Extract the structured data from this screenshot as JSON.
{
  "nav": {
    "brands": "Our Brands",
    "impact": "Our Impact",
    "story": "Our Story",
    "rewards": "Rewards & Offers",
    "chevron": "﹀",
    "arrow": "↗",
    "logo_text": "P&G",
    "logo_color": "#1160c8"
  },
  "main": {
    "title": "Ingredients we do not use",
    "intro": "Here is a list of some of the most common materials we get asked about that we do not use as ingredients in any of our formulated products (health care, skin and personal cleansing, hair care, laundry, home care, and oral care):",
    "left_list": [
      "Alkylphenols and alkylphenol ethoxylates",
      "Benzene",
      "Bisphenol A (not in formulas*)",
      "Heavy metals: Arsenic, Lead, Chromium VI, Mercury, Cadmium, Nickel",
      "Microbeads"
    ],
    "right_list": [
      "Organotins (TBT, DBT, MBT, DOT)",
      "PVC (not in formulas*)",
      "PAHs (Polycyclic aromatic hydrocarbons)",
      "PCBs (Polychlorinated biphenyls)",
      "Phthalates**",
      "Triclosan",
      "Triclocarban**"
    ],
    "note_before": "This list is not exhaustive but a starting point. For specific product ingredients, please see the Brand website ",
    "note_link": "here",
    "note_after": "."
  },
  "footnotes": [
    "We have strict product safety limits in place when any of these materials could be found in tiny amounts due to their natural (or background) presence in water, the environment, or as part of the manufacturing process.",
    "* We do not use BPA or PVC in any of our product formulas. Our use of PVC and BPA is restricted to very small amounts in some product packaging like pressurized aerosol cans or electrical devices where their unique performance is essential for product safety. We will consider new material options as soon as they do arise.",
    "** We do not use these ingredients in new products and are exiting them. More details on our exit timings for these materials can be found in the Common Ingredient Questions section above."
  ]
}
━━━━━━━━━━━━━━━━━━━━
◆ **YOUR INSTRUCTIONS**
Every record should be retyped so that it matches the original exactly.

◆ **TASK RESPONSE**
Extract the structured data from this screenshot as JSON.
{
  "nav": {
    "brands": "Our Brands",
    "impact": "Our Impact",
    "story": "Our Story",
    "rewards": "Rewards & Offers",
    "chevron": "﹀",
    "arrow": "↗",
    "logo_text": "P&G",
    "logo_color": "#1160c8"
  },
  "main": {
    "title": "Ingredients we do not use",
    "intro": "Here is a list of some of the most common materials we get asked about that we do not use as ingredients in any of our formulated products (health care, skin and personal cleansing, hair care, laundry, home care, and oral care):",
    "left_list": [
      "Alkylphenols and alkylphenol ethoxylates",
      "Benzene",
      "Bisphenol A (not in formulas*)",
      "Heavy metals: Arsenic, Lead, Chromium VI, Mercury, Cadmium, Nickel",
      "Microbeads"
    ],
    "right_list": [
      "Organotins (TBT, DBT, MBT, DOT)",
      "PVC (not in formulas*)",
      "PAHs (Polycyclic aromatic hydrocarbons)",
      "PCBs (Polychlorinated biphenyls)",
      "Phthalates**",
      "Triclosan",
      "Triclocarban**"
    ],
    "note_before": "This list is not exhaustive but a starting point. For specific product ingredients, please see the Brand website ",
    "note_link": "here",
    "note_after": "."
  },
  "footnotes": [
    "We have strict product safety limits in place when any of these materials could be found in tiny amounts due to their natural (or background) presence in water, the environment, or as part of the manufacturing process.",
    "* We do not use BPA or PVC in any of our product formulas. Our use of PVC and BPA is restricted to very small amounts in some product packaging like pressurized aerosol cans or electrical devices where their unique performance is essential for product safety. We will consider new material options as soon as they do arise.",
    "** We do not use these ingredients in new products and are exiting them. More details on our exit timings for these materials can be found in the Common Ingredient Questions section above."
  ]
}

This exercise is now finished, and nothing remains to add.